GUEST EDITORIAL: Changing CP formula not answer
Paul Chitwood, Chairman of the International Mission Board is wrong. The International Mission Board (IMB) is in a financial crises, and Chitwood has proposed a solution to the problem. He suggests that the Cooperative Program (CP) formula should be changed so more CP money, in terms of percentage, goes to the IMB.
Chitwood writes: “Only 18 cents of each dollar given through the CP in my state will ever make it to the overseas mission fields. While some states do indeed forward more money, they are the exception.”
There has been no stronger advocate of the work of the IMB in the last three years than I. Our church has four couples serving through the IMB, as well as several journeymen. We increased our CP giving by 5 percent last year, and it was my privilege to visit five of the 11 overseas regional IMB headquarters in the past four years. There are several reasons why changing the formula for the CP is not the solution to the fiscal problems facing the IMB. At the risk of upsetting a few who were my advocates while I served as a trustee of the IMB from 2005-2008, I feel it is incumbent to share why I believe Chitwood is incorrect.
• (1). Lost people live in North America, including the United States. Missions within our borders is as important as missions across our borders. The Baptist General Convention of Oklahoma funds Baptist Collegiate Ministries, Disaster Relief Ministries, Chaplaincy Ministries in the oil fields, hospitals and nursing homes and gives training and support to thousands of pastors who minister to people in their respective communities. This does not include all the BGCO ministry that occurs at our state Baptist colleges, nursing homes and retirement centers and children’s homes—all of whom receive support through the CP. In addition, our SBC seminaries and other SBC entities, including the North American Mission Board, are involved in the training of all our ministry and mission workers, and a change in the CP formula to give the IMB more money necessitates giving to the other SBC ministries in North America less.
• (2). The IMB already has the largest single offering within the Southern Baptist Convention: “The Lottie Moon Offering.” More than half the budget for the IMB ($150 million) comes from Lottie. No other Southern Baptist entity comes even close to having that kind of revenue stream.

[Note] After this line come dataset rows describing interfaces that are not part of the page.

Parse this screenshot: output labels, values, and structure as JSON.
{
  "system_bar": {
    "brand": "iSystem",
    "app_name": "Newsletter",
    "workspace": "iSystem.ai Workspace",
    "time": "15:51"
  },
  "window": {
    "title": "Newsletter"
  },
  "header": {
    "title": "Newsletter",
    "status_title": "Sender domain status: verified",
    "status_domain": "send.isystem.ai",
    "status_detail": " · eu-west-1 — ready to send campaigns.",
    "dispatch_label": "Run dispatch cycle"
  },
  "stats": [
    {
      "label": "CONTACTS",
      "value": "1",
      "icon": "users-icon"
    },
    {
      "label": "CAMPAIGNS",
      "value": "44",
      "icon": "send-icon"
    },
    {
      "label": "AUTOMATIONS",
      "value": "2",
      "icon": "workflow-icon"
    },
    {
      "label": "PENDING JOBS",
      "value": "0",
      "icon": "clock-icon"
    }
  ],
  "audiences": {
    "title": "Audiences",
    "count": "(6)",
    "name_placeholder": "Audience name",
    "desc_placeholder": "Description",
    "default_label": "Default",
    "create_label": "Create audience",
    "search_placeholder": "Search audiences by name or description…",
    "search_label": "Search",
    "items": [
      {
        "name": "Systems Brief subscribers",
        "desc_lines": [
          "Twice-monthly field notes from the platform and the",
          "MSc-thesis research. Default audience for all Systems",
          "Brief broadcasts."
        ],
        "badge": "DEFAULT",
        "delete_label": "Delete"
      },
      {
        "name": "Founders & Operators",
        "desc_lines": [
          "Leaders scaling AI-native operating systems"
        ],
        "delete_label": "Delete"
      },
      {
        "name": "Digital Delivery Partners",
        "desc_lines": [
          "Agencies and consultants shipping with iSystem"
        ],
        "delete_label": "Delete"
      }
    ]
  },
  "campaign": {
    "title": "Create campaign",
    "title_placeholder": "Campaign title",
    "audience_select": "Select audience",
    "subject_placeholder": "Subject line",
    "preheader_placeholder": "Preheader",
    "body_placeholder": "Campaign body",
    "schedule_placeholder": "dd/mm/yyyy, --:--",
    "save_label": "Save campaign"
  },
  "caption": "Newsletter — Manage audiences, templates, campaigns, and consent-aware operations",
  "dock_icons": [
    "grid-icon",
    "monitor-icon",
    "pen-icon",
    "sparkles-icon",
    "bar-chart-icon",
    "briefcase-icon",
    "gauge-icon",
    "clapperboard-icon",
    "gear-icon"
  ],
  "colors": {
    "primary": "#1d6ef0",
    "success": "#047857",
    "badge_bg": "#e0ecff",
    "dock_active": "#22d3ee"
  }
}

• (3). At some point, the IMB is going to have to address the dysfunction that occurs in terms of strategic planning, communication and implementation of core changes within the IMB. Administration in Richmond must get better at hearing and listening to the troops on the ground. Tens of millions of dollars could be saved if missionaries were the ones telling Richmond what was needed and Richmond supported the needs of those in the middle of the harvest. The new changes at the IMB, just like New Directions a decade ago, look great on paper. The problem is most missionaries have no clue what is happening. Sure, that will change in time, but until there is a much better system of listening to those on the ground, I would be against throwing more money into a system that sometimes seems to spin in circles.
• (4). Trustees are going to have to take responsibility for ridiculous policies, initiated by them, that disenfranchise local Southern Baptist churches. When I have dozens of pastors telling me they would rather directly support mission work sponsored by their churches than to submit to what they believe to be extra-biblical and non-essential policy demands of the IMB, then we have a problem. For example, when there is a vacancy in a financial office in a major region, and a newly called SBC missionary with a background in finance within the business world is not allowed to fill the overseas vacancy without the required “two years of language school,” then we have policies superceding ministry. It seems to me that flexibility and a minimum number of policies (including the rescinding of ridiculous extra-biblical and non-BFM doctrinal policies) should be a requirement before we even begin to discuss changing the CP formula.
• (5). It would seem that the root issue of a lack of funding at the IMB is NOT the formula of the CP, but the general decrease in giving to the CP by churches across the SBC. Churches across the board are reducing their giving to the CP everywhere—but in Oklahoma. Our state keeps 60 percent of CP monies; 40 percent is sent to the Executive Committee in Nashville. Of that 40 percent, the IMB gets half. The other half is divided among NAMB, the seminaries and other SBC ministry.
The average church in Oklahoma has increased CP giving to nearly 9.5 percent of church receipts over the past five years, while the average Southern Baptist church in other states reduced CP giving to just above 5 percent. Oklahoma SB chuches give significantly more to the CP than SBC churches in other states. Why is that? I might suggest the BGCO agencies are professionally run, staffed and quite effective. Having served both at the state level and the national level in the SBC, I am more comfortable with the accountability, stewardship and ministry effectiveness of the 60 percent that stays in Oklahoma than I am with the 40 percent that goes elsewhere.
So, I believe Paul Chitwood, Chairman of the IMB, is wrong. The CP formula does not need to change to help the IMB during its fiscal crisis.